This week marks the end of the first year of the U.S.-led military campaign in Afghanistan. With more on this and with some of the latest developments in America’s war on terrorism, here’s Betty Van Etten.
With American troops continuing operations against al-Qaida and Taleban holdouts in Afghanistan, the commander of coalition forces, U.S. Lieutenant General Dan McNeill, looked back to when it all began.
U.S. LIEUTENANT GENERAL DAN MCNEILL

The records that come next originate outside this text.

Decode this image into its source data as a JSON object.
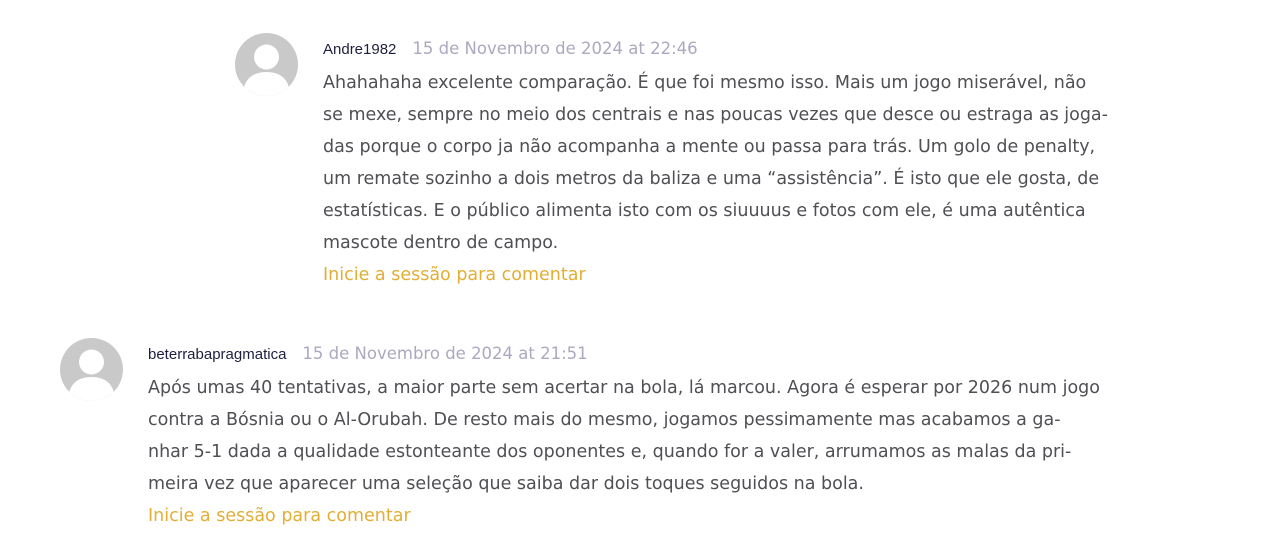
{
  "comments": [
    {
      "author": "Andre1982",
      "date": "15 de Novembro de 2024 at 22:46",
      "lines": [
        "Ahahahaha excelente comparação. É que foi mesmo isso. Mais um jogo miserável, não",
        "se mexe, sempre no meio dos centrais e nas poucas vezes que desce ou estraga as joga-",
        "das porque o corpo ja não acompanha a mente ou passa para trás. Um golo de penalty,",
        "um remate sozinho a dois metros da baliza e uma “assistência”. É isto que ele gosta, de",
        "estatísticas. E o público alimenta isto com os siuuuus e fotos com ele, é uma autêntica",
        "mascote dentro de campo."
      ],
      "action_label": "Inicie a sessão para comentar",
      "avatar_icon": "default-user-avatar-icon"
    },
    {
      "author": "beterrabapragmatica",
      "date": "15 de Novembro de 2024 at 21:51",
      "lines": [
        "Após umas 40 tentativas, a maior parte sem acertar na bola, lá marcou. Agora é esperar por 2026 num jogo",
        "contra a Bósnia ou o Al-Orubah. De resto mais do mesmo, jogamos pessimamente mas acabamos a ga-",
        "nhar 5-1 dada a qualidade estonteante dos oponentes e, quando for a valer, arrumamos as malas da pri-",
        "meira vez que aparecer uma seleção que saiba dar dois toques seguidos na bola."
      ],
      "action_label": "Inicie a sessão para comentar",
      "avatar_icon": "default-user-avatar-icon"
    }
  ],
  "colors": {
    "author": "#1e1e3f",
    "date": "#aaa9bf",
    "text": "#4f4f54",
    "link": "#e2ae35",
    "avatar_bg": "#c9c9c9",
    "avatar_fg": "#ffffff"
  }
}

"I can still see in my mind the articles that were being written, I can hear ringing in my ears the number of experts who were commenting, mostly on the electronic meter, about the dangers, about how that, these were literally invincible fighters and that, what the al-Qaida or Taleban didn't kill of the coalition force, disease would kill. It hasn't exactly happened that way."
As it turned out, with minimal coalition casualties, Afghanistan’s Taleban regime was overthrown, the remnants of the al-Qaida terrorist network scattered into hiding, and a new, more democratic government installed in Kabul. According to General McNeil, the U.S. forces will remain in Afghanistan until their objectives are achieved.
U.S. LIEUTENANT GENERAL DAN MCNEILL
"There has been an elimination of conditions to see a recurrence of terrorist organizations and their ability to train, recruit, train within this country, and so I couldn't tell you that this will all occur by 2004 or 2005 or whenever, I simply don't know what the answer is."
The continued ability of terrorists to strike, even on a small scale, was demonstrated this week after U.S. Marines arrived in Kuwait for scheduled training exercises with Kuwaiti forces. On the offshore island of Failaka, two marines were fired upon by unknown assailants. Pentagon spokesperson Victoria Clarke.
"Both Marines were wounded, and med-evaced to the Armed Forces Hospital in Kuwait City. One Marine later died of his wounds. The other remains hospitalized, and we do not have word on his condition at this time. The two attackers were killed by other Marines."
And off the coast of Yemen, French, Yemeni and U.S. investigators are trying to determine if an explosion aboard a French tanker on Sunday was an accident or an act of terrorism on the high seas. In the U.S., the campaign against terrorism continues unabated. In Washington, Attorney General John Ashcroft announced that six people, five of them U.S. citizens, have been charged with trying to wage war against the United States.
“Earlier today, agents of the Portland and Detroit Joint Terrorism Task Forces arrested suspected terrorist cell members charged with engaging in conspiracy to join al-Qaida and to join Taliban forces fighting against the United States and allied soldiers in Afghanistan.”
According to law enforcement sources, the suspects in Portland were actively recruiting others to join the war against Americans in Afghanistan.
On the judicial front in Boston, accused terrorist Richard Reid pleaded guilty to charges of trying to blow up a passenger jetliner. Reid was subdued by passengers and crew of a trans-Atlantic flight after he attempted to set off explosives in his shoes. Michael Sullivan was the federal prosecutor in Reid’s case.
“Reid’s cowardly acts were intended to kill innocent civilians in a fanatical assault on democracy in America. Today, Reid stands convicted of his crimes.”
Reid, a British citizen, is a convert to Islam. He told the court he does not recognize the U.S. justice system and is an enemy of the United States.
And in the state of Virginia, the so-called “American Taleban”, John Walker Lindh, was given a lengthy prison term. U.S. Attorney Paul McNulty:
U.S. ATTORNEY PAUL MCNULTY
“Just one year ago today, John Walker Lindh was a soldier in the Taleban army, assigned to the frontlines in the Taleban’s war against the Northern Alliance. Today, one year later, he stands convicted in a United States court and sentenced to 20 years in a federal prison.”
Speaking to the court, the 20-year-old Lindh accepted full responsibility for serving as a Taleban soldier. U.S. forces in Afghanistan took Lindh into custody in November. In July he pleaded guilty to assisting the Taleban and carrying weapons and explosives. He agreed to cooperate fully with government investigators. In exchange he avoided a sentence of life imprisonment.